---------- RECORDS TO USE ----------

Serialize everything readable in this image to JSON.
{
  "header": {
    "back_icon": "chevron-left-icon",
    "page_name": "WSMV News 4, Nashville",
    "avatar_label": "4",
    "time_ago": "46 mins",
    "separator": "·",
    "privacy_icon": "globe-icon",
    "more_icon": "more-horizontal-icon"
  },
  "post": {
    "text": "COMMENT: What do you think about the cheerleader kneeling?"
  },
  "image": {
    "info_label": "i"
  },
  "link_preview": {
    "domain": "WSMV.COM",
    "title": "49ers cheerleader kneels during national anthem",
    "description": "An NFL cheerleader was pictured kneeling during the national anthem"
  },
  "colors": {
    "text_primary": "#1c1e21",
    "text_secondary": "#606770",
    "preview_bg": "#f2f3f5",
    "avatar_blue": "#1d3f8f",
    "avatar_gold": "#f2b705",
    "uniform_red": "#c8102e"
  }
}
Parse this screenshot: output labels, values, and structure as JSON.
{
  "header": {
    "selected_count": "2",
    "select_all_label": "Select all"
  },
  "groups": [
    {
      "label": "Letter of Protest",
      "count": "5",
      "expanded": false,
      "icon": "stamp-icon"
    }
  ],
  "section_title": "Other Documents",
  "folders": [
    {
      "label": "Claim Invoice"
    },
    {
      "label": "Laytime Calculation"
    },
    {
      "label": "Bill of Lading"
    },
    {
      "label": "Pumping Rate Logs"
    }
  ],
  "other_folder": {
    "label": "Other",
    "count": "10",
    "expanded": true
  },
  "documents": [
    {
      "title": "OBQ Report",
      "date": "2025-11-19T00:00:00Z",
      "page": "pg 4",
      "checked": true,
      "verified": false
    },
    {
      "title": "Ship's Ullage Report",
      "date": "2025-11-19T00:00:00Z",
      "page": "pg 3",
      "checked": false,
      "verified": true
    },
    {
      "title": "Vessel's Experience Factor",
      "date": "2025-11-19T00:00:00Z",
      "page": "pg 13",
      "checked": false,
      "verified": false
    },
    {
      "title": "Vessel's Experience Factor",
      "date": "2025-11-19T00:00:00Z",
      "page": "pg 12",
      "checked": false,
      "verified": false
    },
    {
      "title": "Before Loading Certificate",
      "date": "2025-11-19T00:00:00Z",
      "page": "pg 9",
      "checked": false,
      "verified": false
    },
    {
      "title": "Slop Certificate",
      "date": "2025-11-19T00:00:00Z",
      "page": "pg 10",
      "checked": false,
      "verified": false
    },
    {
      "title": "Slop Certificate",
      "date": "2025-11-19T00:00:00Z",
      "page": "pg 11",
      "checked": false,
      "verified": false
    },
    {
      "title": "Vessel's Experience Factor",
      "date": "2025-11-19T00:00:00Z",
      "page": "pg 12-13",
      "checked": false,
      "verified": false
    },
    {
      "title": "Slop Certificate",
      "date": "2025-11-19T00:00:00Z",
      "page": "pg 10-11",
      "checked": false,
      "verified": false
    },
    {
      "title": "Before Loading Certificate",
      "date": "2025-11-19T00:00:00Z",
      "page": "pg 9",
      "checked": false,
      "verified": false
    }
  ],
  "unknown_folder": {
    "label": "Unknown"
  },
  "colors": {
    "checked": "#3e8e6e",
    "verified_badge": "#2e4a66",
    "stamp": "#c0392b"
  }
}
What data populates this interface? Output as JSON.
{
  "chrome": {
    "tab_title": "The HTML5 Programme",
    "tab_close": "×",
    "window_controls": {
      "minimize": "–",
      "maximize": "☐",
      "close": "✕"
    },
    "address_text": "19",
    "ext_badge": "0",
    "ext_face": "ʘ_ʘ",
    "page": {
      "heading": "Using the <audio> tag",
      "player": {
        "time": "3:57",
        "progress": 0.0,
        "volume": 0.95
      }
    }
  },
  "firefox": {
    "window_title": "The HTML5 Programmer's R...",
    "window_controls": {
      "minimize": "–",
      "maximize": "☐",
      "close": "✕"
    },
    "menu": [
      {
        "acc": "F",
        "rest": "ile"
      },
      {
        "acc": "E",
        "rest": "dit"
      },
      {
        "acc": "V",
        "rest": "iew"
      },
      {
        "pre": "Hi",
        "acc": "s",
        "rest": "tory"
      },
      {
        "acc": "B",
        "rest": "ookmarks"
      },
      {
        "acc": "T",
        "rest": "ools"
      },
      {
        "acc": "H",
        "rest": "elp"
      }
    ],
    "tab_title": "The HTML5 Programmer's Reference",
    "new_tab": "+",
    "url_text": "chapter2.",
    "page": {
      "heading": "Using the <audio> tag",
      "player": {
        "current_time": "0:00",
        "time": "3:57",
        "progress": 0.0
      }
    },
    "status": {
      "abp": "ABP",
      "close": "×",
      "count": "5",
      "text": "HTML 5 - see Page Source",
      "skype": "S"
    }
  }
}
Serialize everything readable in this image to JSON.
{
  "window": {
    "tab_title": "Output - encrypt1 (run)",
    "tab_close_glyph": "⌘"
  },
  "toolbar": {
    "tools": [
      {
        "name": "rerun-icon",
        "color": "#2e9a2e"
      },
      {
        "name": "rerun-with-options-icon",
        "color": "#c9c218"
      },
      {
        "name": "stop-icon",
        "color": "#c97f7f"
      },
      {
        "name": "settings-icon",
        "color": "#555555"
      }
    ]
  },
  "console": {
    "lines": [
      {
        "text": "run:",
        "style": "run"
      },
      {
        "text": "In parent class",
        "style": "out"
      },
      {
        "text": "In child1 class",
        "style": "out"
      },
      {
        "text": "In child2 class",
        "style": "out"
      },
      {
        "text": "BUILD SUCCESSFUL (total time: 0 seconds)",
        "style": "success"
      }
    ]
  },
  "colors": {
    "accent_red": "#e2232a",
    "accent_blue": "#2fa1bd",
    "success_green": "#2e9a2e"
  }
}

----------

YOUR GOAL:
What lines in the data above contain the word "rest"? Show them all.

FINISHED EXERCISE:
        "rest": "ile"
        "rest": "dit"
        "rest": "iew"
        "rest": "tory"
        "rest": "ookmarks"
        "rest": "ools"
        "rest": "elp"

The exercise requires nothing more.